No two elephant ears are alike:
Now who couldn’t love a face like Morula”s?
Both male and female African elephants grow tusks – the largest upper incisors on this planet. Their tusks grow every which way: up and curved, or down and straight, up and straight, or down and curved – the variations are endless. Some tusks are thin; others fat. Some are short and puny; others long and magnificent.
All elephants have only two types of teeth – tusks and molars. Four molars, two above and two below, are present throughout an elephant’s life.
An elephant’s molars look like dishes set to dry edgewise on a rack, bonded together by enamel. Vertical ridges in each molar function like giant vegetable graters as the elephants move their jaws forward and back, rather than side-to-side like a cow. Molars grow up to a foot long, with a maximum of ten ridges, and weight eleven pounds apiece – perfect for grinding up trees.
They push forward throughout an elephant’s life, becoming part of a conveyer belt of teeth. Fragments of molars crumble off in pieces as they wear down near the front of the mouth and either fall out or are swallowed. Throughout an elephant’s lifetime, twenty-four molars in six sets will grow in their mouths, but just two tusks. Only ten percent of aging elephants grow a seventh set of molars.
Taking a rest.

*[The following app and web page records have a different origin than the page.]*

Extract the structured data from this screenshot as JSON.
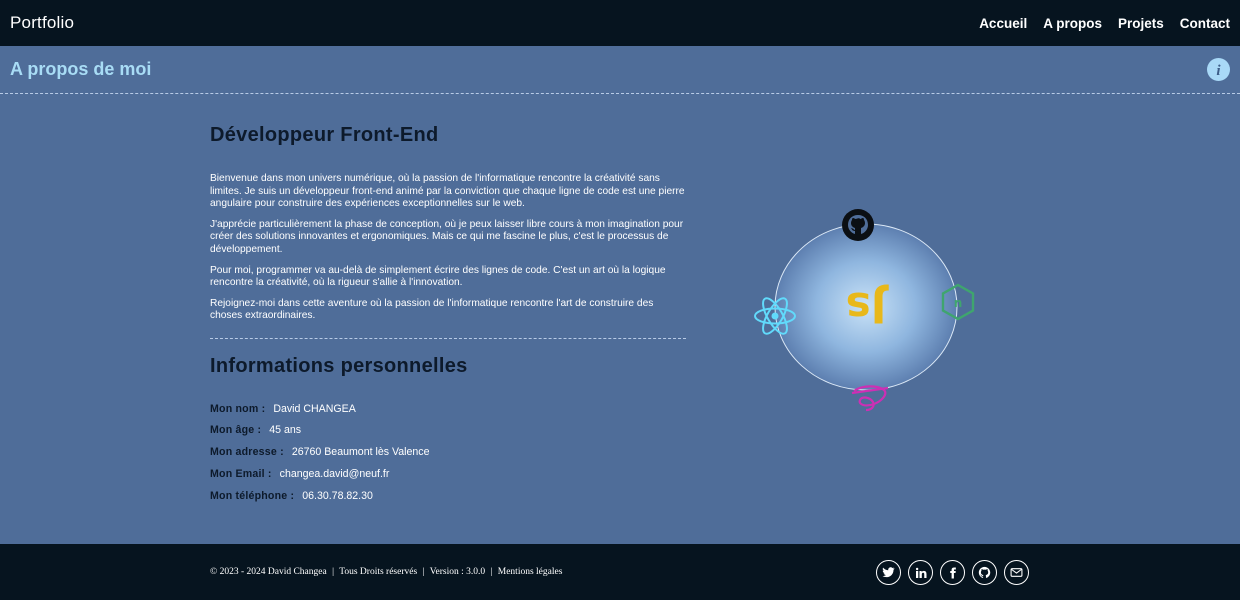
{
  "navbar": {
    "brand": "Portfolio",
    "links": [
      "Accueil",
      "A propos",
      "Projets",
      "Contact"
    ]
  },
  "section": {
    "title": "A propos de moi",
    "info_icon": "info-icon"
  },
  "about": {
    "heading": "Développeur Front-End",
    "paragraphs": [
      "Bienvenue dans mon univers numérique, où la passion de l'informatique rencontre la créativité sans limites. Je suis un développeur front-end animé par la conviction que chaque ligne de code est une pierre angulaire pour construire des expériences exceptionnelles sur le web.",
      "J'apprécie particulièrement la phase de conception, où je peux laisser libre cours à mon imagination pour créer des solutions innovantes et ergonomiques. Mais ce qui me fascine le plus, c'est le processus de développement.",
      "Pour moi, programmer va au-delà de simplement écrire des lignes de code. C'est un art où la logique rencontre la créativité, où la rigueur s'allie à l'innovation.",
      "Rejoignez-moi dans cette aventure où la passion de l'informatique rencontre l'art de construire des choses extraordinaires."
    ]
  },
  "personal": {
    "heading": "Informations personnelles",
    "rows": [
      {
        "label": "Mon nom :",
        "value": "David CHANGEA"
      },
      {
        "label": "Mon âge :",
        "value": "45 ans"
      },
      {
        "label": "Mon adresse :",
        "value": "26760 Beaumont lès Valence"
      },
      {
        "label": "Mon Email :",
        "value": "changea.david@neuf.fr"
      },
      {
        "label": "Mon téléphone :",
        "value": "06.30.78.82.30"
      }
    ]
  },
  "orbit": {
    "center_logo": "js-icon",
    "icons": [
      "github-icon",
      "react-icon",
      "nodejs-icon",
      "sass-icon"
    ],
    "colors": {
      "js": "#e8b81a",
      "react": "#61dafb",
      "node": "#3fa56e",
      "sass": "#cd2fb4",
      "github": "#0b0f14"
    }
  },
  "footer": {
    "copyright": [
      "© 2023 - 2024 David Changea",
      "|",
      "Tous Droits réservés",
      "|",
      "Version : 3.0.0",
      "|",
      "Mentions légales"
    ],
    "socials": [
      "twitter-icon",
      "linkedin-icon",
      "facebook-icon",
      "github-icon",
      "email-icon"
    ]
  },
  "colors": {
    "background": "#4f6d99",
    "navbar": "#06141f",
    "accent_title": "#a8dcf5",
    "heading_dark": "#0d1a2b"
  }
}
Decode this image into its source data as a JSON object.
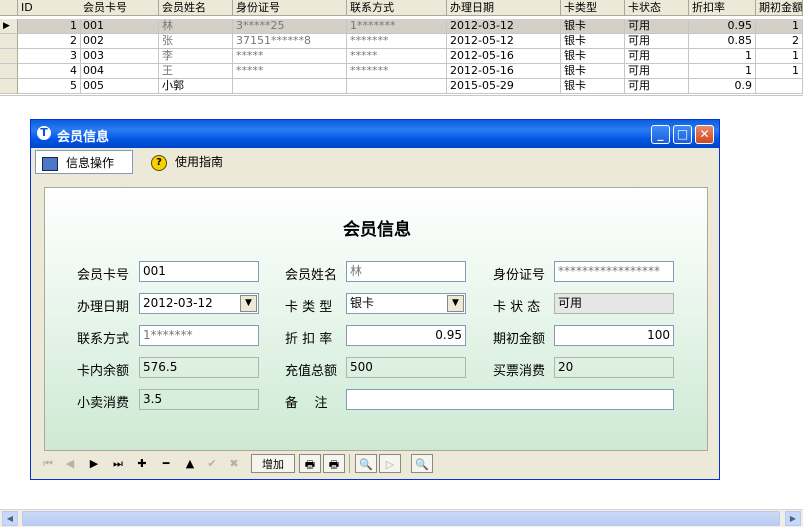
{
  "grid": {
    "columns": [
      "ID",
      "会员卡号",
      "会员姓名",
      "身份证号",
      "联系方式",
      "办理日期",
      "卡类型",
      "卡状态",
      "折扣率",
      "期初金额"
    ],
    "rows": [
      {
        "id": "1",
        "card": "001",
        "name": "林",
        "idno": "3*****25",
        "phone": "1*******",
        "date": "2012-03-12",
        "type": "银卡",
        "status": "可用",
        "discount": "0.95",
        "initial": "1"
      },
      {
        "id": "2",
        "card": "002",
        "name": "张",
        "idno": "37151******8",
        "phone": "*******",
        "date": "2012-05-12",
        "type": "银卡",
        "status": "可用",
        "discount": "0.85",
        "initial": "2"
      },
      {
        "id": "3",
        "card": "003",
        "name": "李",
        "idno": "*****",
        "phone": "*****",
        "date": "2012-05-16",
        "type": "银卡",
        "status": "可用",
        "discount": "1",
        "initial": "1"
      },
      {
        "id": "4",
        "card": "004",
        "name": "王",
        "idno": "*****",
        "phone": "*******",
        "date": "2012-05-16",
        "type": "银卡",
        "status": "可用",
        "discount": "1",
        "initial": "1"
      },
      {
        "id": "5",
        "card": "005",
        "name": "小郭",
        "idno": "",
        "phone": "",
        "date": "2015-05-29",
        "type": "银卡",
        "status": "可用",
        "discount": "0.9",
        "initial": ""
      }
    ]
  },
  "window": {
    "title": "会员信息",
    "tabs": [
      "信息操作",
      "使用指南"
    ],
    "form_title": "会员信息",
    "fields": {
      "card_no": {
        "label": "会员卡号",
        "value": "001"
      },
      "name": {
        "label": "会员姓名",
        "value": "林"
      },
      "id_no": {
        "label": "身份证号",
        "value": "*****************"
      },
      "date": {
        "label": "办理日期",
        "value": "2012-03-12"
      },
      "card_type": {
        "label": "卡 类 型",
        "value": "银卡"
      },
      "card_status": {
        "label": "卡 状 态",
        "value": "可用"
      },
      "phone": {
        "label": "联系方式",
        "value": "1*******"
      },
      "discount": {
        "label": "折 扣 率",
        "value": "0.95"
      },
      "initial": {
        "label": "期初金额",
        "value": "100"
      },
      "balance": {
        "label": "卡内余额",
        "value": "576.5"
      },
      "recharge": {
        "label": "充值总额",
        "value": "500"
      },
      "ticket": {
        "label": "买票消费",
        "value": "20"
      },
      "snack": {
        "label": "小卖消费",
        "value": "3.5"
      },
      "remark": {
        "label": "备    注",
        "value": ""
      }
    },
    "toolbar": {
      "first": "⏮",
      "prev": "◀",
      "next": "▶",
      "last": "⏭",
      "add_sym": "✚",
      "del_sym": "━",
      "up": "▲",
      "ok": "✔",
      "cancel": "✖",
      "add_label": "增加"
    }
  }
}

Toenail reflecting the sun.
Morula showing off her dental work.
Keeping an eye on you whilst I’m gone on vacation. Behave yourselves.
Old camera, old photograph. An evening drink. Moremi Game Reserve, Botswana
In the early morning light. Moremi Game Reserve, Botswana.
Thembi twiddling a stick, about to grab it with the tip of her trunk.
Relaxed trunk, bristly hair. See how the wrinkles fold into themselves – sorta like a slinky?